And so this year, more than half of Iraq's 325-member parliament put in to go on the pilgrimage with the government's Hajj and Umrah Commission, which over sees the process. A senior official at the commission put the number at 192. He added that roughly 600 government officials or their families are also going.

"Yes, that's embarrassing to us," the official told The Associated Press in an interview in his office. "But what can we do or say? We are under enormous pressure from these parties." He spoke on condition of anonymity because of the sensitivity of the issue.

The head of the commission, Mohammed Taqi al-Mawla, threatened to resign earlier this year because he said he was under pressure to give 6,000 extra spaces given to Iraq by Saudi Arabia for this hajj to political blocs and not to the general public.

"Lawmakers should be thinking about the delayed laws rather than going to hajj," said Talal al-Zubaie, a parliament member who said he is not going to hajj and was critical of those running off to the pilgrimage.

"If everybody is going to hajj, I wonder why we have such large number of corruption cases in this country? With the large number of officials going to hajj, we should be the least corrupt country in the world," he added.

Transparency International, an international organization which monitors perceptions of corruption, ranked Iraq 175 out of 178 countries in its 2010 rankings.

Iraq is not alone in this problem. Other Arab countries don't necessarily allow politicians to opt out of the lottery system, but there are frequent reports of officials pulling strings to get themselves a spot.

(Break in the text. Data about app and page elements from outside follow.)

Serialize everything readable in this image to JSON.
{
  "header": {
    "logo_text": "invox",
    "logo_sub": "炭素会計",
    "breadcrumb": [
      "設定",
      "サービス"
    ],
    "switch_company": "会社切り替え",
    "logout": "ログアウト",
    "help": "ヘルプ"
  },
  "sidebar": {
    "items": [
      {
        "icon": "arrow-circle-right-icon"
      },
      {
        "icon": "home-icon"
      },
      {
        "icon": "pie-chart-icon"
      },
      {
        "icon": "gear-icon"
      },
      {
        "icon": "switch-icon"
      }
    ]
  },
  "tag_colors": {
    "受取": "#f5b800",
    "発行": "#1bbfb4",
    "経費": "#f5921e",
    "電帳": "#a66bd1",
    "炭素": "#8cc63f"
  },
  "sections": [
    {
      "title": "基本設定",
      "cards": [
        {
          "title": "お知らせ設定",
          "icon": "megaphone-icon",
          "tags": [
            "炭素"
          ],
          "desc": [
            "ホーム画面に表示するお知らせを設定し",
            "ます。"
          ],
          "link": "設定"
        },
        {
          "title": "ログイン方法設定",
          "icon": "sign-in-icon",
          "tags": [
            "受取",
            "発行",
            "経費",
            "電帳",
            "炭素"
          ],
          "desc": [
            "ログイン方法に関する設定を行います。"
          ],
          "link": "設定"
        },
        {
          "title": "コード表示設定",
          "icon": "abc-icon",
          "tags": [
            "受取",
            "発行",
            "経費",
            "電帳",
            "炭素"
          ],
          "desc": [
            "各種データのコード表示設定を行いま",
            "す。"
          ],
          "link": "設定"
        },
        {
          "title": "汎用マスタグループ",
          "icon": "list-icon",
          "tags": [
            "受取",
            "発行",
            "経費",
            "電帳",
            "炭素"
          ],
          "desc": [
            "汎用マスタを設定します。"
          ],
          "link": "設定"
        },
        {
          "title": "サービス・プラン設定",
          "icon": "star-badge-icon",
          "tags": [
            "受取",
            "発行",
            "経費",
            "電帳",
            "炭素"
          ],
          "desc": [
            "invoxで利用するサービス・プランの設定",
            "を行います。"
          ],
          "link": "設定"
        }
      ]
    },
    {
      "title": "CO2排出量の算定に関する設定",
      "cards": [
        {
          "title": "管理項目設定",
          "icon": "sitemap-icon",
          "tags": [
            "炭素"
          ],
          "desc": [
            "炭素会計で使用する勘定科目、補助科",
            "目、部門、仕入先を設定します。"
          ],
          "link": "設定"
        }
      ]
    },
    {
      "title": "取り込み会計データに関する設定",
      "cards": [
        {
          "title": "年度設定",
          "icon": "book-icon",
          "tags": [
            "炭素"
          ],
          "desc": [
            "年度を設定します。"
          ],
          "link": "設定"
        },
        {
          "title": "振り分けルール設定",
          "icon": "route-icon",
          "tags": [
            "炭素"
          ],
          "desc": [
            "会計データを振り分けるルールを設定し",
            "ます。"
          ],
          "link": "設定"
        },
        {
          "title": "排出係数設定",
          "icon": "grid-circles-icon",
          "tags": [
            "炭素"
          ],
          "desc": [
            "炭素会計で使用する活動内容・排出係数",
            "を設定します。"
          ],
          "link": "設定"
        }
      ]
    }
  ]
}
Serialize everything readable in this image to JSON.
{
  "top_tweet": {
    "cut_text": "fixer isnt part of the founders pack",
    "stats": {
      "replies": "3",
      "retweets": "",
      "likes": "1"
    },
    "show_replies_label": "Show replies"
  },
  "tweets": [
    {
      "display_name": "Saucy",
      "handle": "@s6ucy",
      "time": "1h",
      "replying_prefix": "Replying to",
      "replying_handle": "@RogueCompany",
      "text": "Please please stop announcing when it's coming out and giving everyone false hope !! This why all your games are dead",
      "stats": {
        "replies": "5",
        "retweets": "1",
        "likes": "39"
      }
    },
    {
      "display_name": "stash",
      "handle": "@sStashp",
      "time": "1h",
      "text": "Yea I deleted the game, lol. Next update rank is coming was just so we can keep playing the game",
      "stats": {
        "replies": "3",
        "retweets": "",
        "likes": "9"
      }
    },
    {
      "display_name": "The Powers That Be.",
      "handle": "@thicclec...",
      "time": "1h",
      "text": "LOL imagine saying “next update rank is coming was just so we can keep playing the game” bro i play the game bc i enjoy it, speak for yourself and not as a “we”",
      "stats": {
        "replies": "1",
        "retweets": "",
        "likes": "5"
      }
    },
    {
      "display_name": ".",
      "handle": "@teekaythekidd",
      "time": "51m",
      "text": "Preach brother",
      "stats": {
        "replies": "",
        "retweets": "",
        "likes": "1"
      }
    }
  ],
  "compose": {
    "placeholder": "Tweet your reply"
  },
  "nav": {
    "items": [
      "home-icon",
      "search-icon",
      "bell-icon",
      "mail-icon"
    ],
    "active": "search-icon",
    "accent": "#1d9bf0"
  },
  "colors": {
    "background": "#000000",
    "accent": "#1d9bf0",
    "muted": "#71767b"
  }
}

In 2006 in Indonesia, a former religious affairs minister was convicted of embezzling about $76 million from a fund to help people go on the hajj. His successor scrapped a government policy to pay all hajj costs for government officials, legislators and community leaders. But people were outraged when last year a group of more than 60 legislators, their relatives and staff went on a fully paid "working visit" to Mecca during the holy month.

Similar allegations mar the hajj in Pakistan, where the former religious affairs minister is in prison, facing corruption charges related to hajj expenses.

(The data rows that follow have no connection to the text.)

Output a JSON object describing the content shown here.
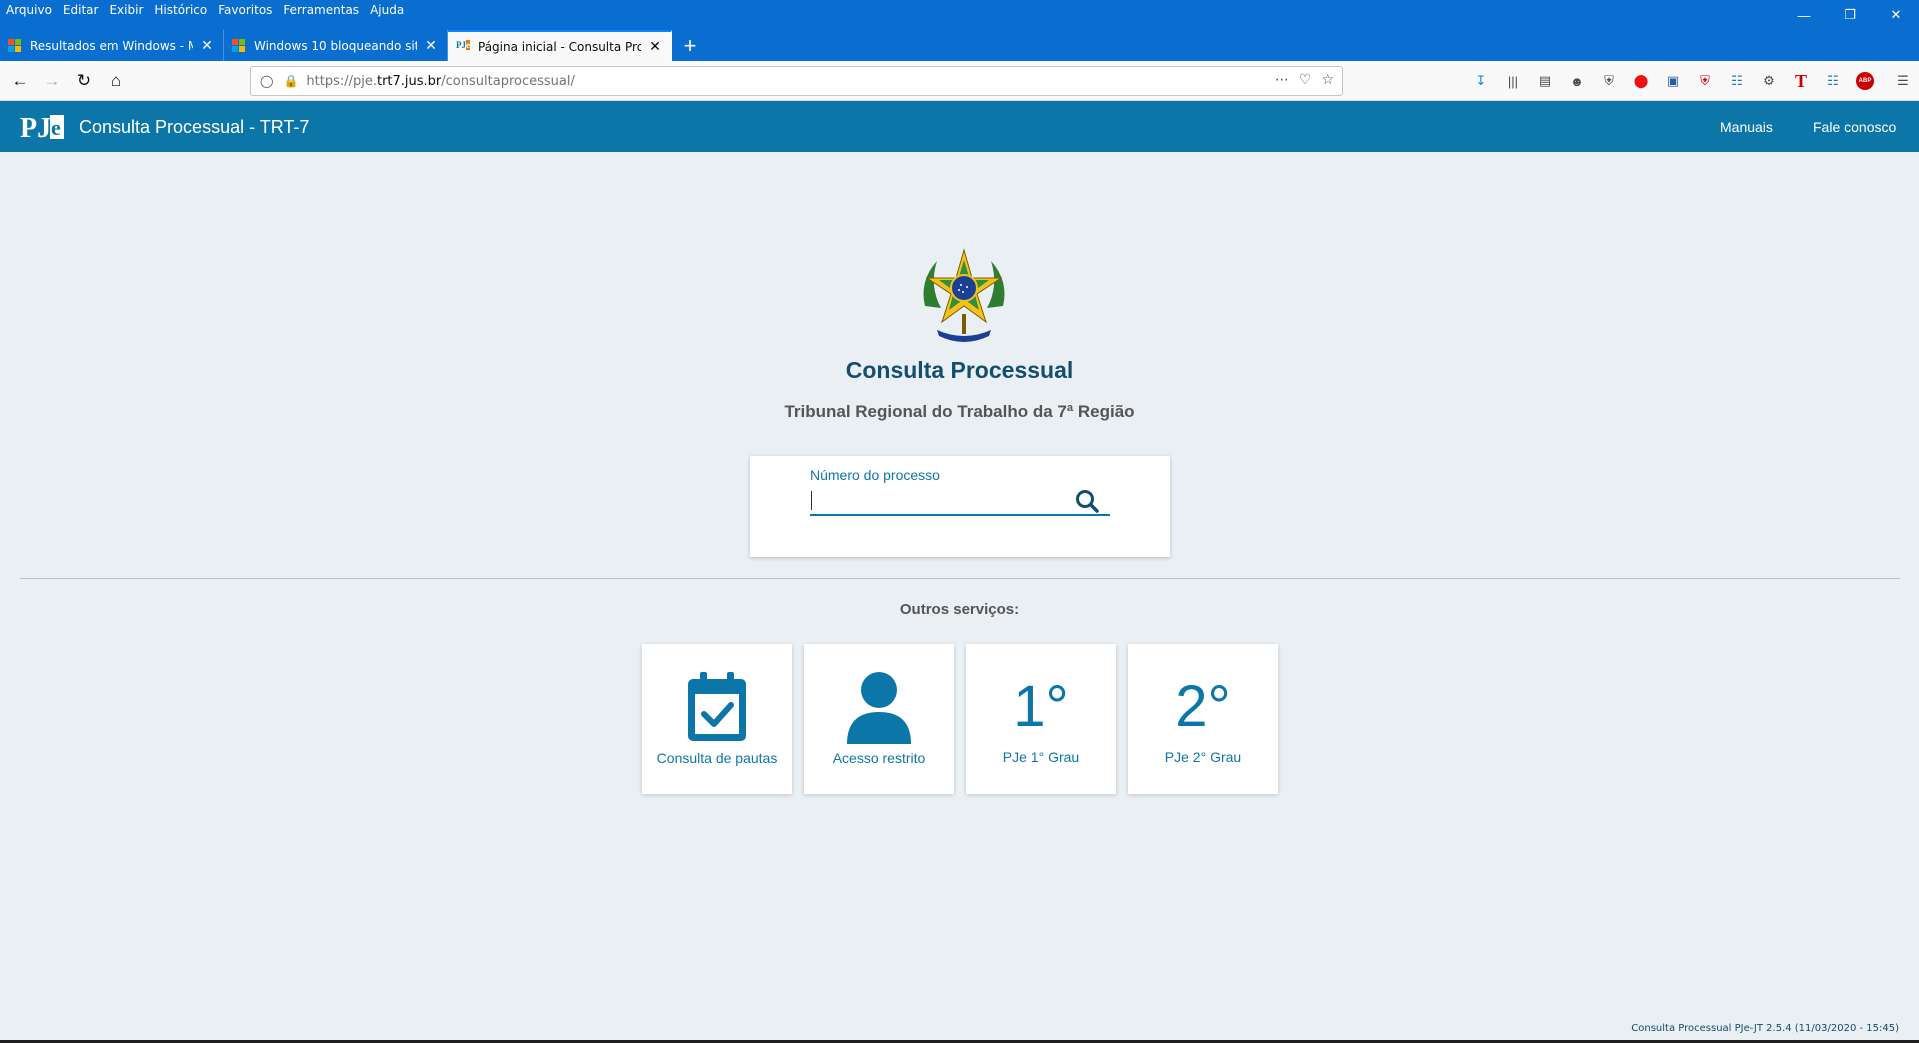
{
  "browser": {
    "menu": [
      "Arquivo",
      "Editar",
      "Exibir",
      "Histórico",
      "Favoritos",
      "Ferramentas",
      "Ajuda"
    ],
    "tabs": [
      {
        "title": "Resultados em Windows - Mic"
      },
      {
        "title": "Windows 10 bloqueando sites"
      },
      {
        "title": "Página inicial - Consulta Proce"
      }
    ],
    "new_tab": "+",
    "url_prefix": "https://pje.",
    "url_host": "trt7.jus.br",
    "url_path": "/consultaprocessual/"
  },
  "header": {
    "logo": "PJe",
    "title": "Consulta Processual - TRT-7",
    "links": {
      "manuals": "Manuais",
      "contact": "Fale conosco"
    },
    "bg_color": "#0d76a8"
  },
  "main": {
    "title": "Consulta Processual",
    "subtitle": "Tribunal Regional do Trabalho da 7ª Região",
    "search": {
      "label": "Número do processo",
      "value": ""
    },
    "others_label": "Outros serviços:",
    "services": [
      {
        "label": "Consulta de pautas",
        "icon": "calendar-check-icon"
      },
      {
        "label": "Acesso restrito",
        "icon": "user-icon"
      },
      {
        "big": "1°",
        "label": "PJe 1° Grau"
      },
      {
        "big": "2°",
        "label": "PJe 2° Grau"
      }
    ]
  },
  "footer": {
    "version": "Consulta Processual PJe-JT 2.5.4 (11/03/2020 - 15:45)"
  }
}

One Iraqi lawmaker who did make the pilgrimage defended his right to go. A parliament member, he said, "is doing a hard job mostly at midnight. He is a target for the terrorists, and then going to hajj with his own money." He spoke on condition of anonymity because of the controversy over lawmakers going.

But for many Iraqis the fact that lawmakers are able to get preference on the trip and are going during such a crucial time when so many issues concerning Iraq's future still need to be resolved, leaves a bad impression.

Abu Abdullah al-Obeidi put his name into the lottery in 2008 and is scheduled to go next year with his wife for the first time. He said the government figures are supposed to serve the people but instead he feels like the people serve them.

"They do not care about the interests of the country because their personal interests are the top priority," he said.

Santana reported from Baghdad. Associated Press writers Sameer N. Yacoub and Qassim Abdul-Zahra in Baghdad, Ali Kotarumalos in Jakarta, Indonesia and Chris Brummitt in Islamabad, Pakistan contributed to this report.


My hope for you is that you have had a prayer of salvation,
and if you haven't and you want to ask Christ into your heart and life, then I offer these words for you to repeat,
but only if your heart is sincere, because God knows it if you're not.

Dear God, I now know I have needed you and have
rejected your calling, so today, right now, 
I ask Jesus Christ to come into my heart and my life, 
and forgive me from all past sin and Lord cleanse me 
from my unrighteousness. I believe that Jesus was 
crucified for my sin, died, and was buried according 
to the scriptures. I want you forever more to be 
my guide and I want to follow you as a believer. 
I ask for your strength to change my heart and 
my earthly ways so that I can become a better 
child in your kingdom. Show me how to depend 
on you in all things. And show me how to do 
your will in my life. I thank you and pray this 
prayer in the name of Jesus Christ, Amen!

November 7th, 2011